What to do: Return the data below unchanged, without images.

Source records:
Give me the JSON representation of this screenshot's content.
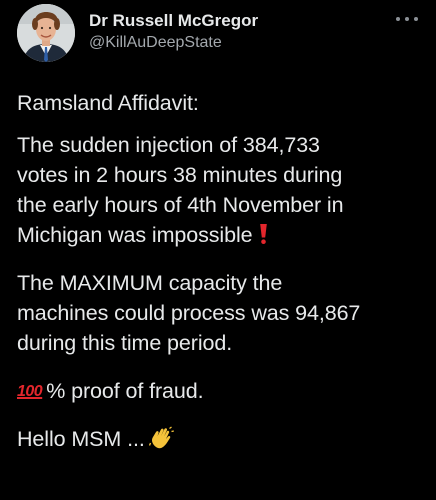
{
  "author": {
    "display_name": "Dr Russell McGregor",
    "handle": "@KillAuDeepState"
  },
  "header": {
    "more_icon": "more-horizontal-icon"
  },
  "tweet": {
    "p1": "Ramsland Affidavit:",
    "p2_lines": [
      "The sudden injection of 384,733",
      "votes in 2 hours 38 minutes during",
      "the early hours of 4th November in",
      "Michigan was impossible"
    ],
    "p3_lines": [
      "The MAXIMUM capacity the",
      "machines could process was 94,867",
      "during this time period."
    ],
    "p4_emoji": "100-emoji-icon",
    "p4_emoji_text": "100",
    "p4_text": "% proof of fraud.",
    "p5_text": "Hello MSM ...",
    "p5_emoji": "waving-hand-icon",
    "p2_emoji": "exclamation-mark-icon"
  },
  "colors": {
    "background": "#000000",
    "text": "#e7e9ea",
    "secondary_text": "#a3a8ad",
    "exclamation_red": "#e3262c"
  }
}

Task answer:
Give me the JSON representation of this screenshot's content.
{
  "author": {
    "display_name": "Dr Russell McGregor",
    "handle": "@KillAuDeepState"
  },
  "header": {
    "more_icon": "more-horizontal-icon"
  },
  "tweet": {
    "p1": "Ramsland Affidavit:",
    "p2_lines": [
      "The sudden injection of 384,733",
      "votes in 2 hours 38 minutes during",
      "the early hours of 4th November in",
      "Michigan was impossible"
    ],
    "p3_lines": [
      "The MAXIMUM capacity the",
      "machines could process was 94,867",
      "during this time period."
    ],
    "p4_emoji": "100-emoji-icon",
    "p4_emoji_text": "100",
    "p4_text": "% proof of fraud.",
    "p5_text": "Hello MSM ...",
    "p5_emoji": "waving-hand-icon",
    "p2_emoji": "exclamation-mark-icon"
  },
  "colors": {
    "background": "#000000",
    "text": "#e7e9ea",
    "secondary_text": "#a3a8ad",
    "exclamation_red": "#e3262c"
  }
}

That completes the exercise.